What to do: Below are the records; tally the lines in them that include the word "Update" and reply with the number alone.

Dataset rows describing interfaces

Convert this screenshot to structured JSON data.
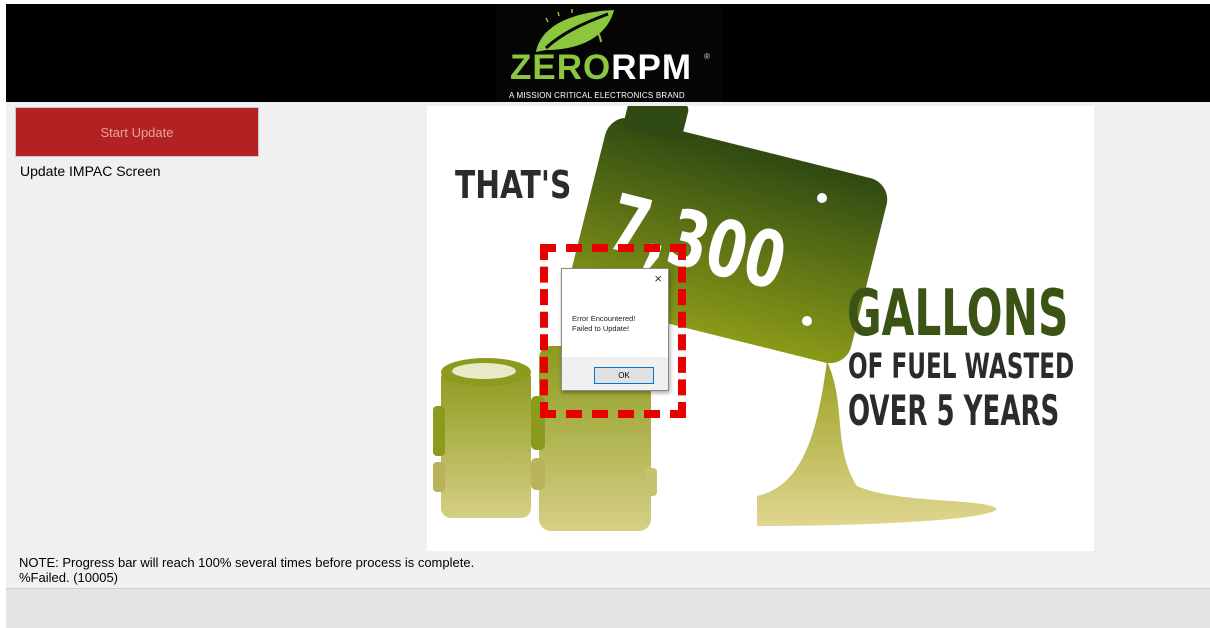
{
  "header": {
    "logo_brand_zero": "ZERO",
    "logo_brand_rpm": "RPM",
    "logo_registered": "®",
    "logo_tagline": "A MISSION CRITICAL ELECTRONICS BRAND"
  },
  "controls": {
    "start_button_label": "Start Update",
    "update_label": "Update IMPAC Screen"
  },
  "hero": {
    "line1": "THAT'S",
    "number": "7,300",
    "line2": "GALLONS",
    "line3": "OF FUEL WASTED",
    "line4": "OVER 5 YEARS"
  },
  "dialog": {
    "close_glyph": "×",
    "message_line1": "Error Encountered!",
    "message_line2": "Failed to Update!",
    "ok_label": "OK"
  },
  "footer": {
    "note": "NOTE: Progress bar will reach 100% several times before process is complete.",
    "status": "%Failed. (10005)"
  },
  "colors": {
    "header_bg": "#000000",
    "start_button": "#b22222",
    "logo_green": "#8cc63f",
    "highlight_red": "#e60000",
    "hero_dark_green": "#3b5315"
  }
}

Exercise result: 3